What you have to do: Among the lines below, count those with "icon". Give only the number.

**** Excerpted data

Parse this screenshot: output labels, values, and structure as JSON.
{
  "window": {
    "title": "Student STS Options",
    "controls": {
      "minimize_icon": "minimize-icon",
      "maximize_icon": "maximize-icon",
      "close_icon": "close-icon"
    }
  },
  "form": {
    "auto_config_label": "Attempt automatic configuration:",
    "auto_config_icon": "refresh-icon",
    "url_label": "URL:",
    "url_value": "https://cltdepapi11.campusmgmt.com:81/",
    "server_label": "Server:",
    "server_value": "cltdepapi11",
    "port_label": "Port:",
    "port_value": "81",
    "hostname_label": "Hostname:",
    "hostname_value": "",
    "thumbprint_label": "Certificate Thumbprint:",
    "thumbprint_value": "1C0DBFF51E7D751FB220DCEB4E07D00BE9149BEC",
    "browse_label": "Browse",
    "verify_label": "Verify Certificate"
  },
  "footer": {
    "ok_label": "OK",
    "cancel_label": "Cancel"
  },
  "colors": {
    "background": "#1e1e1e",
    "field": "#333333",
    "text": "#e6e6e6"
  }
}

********

Response to the exercise: 4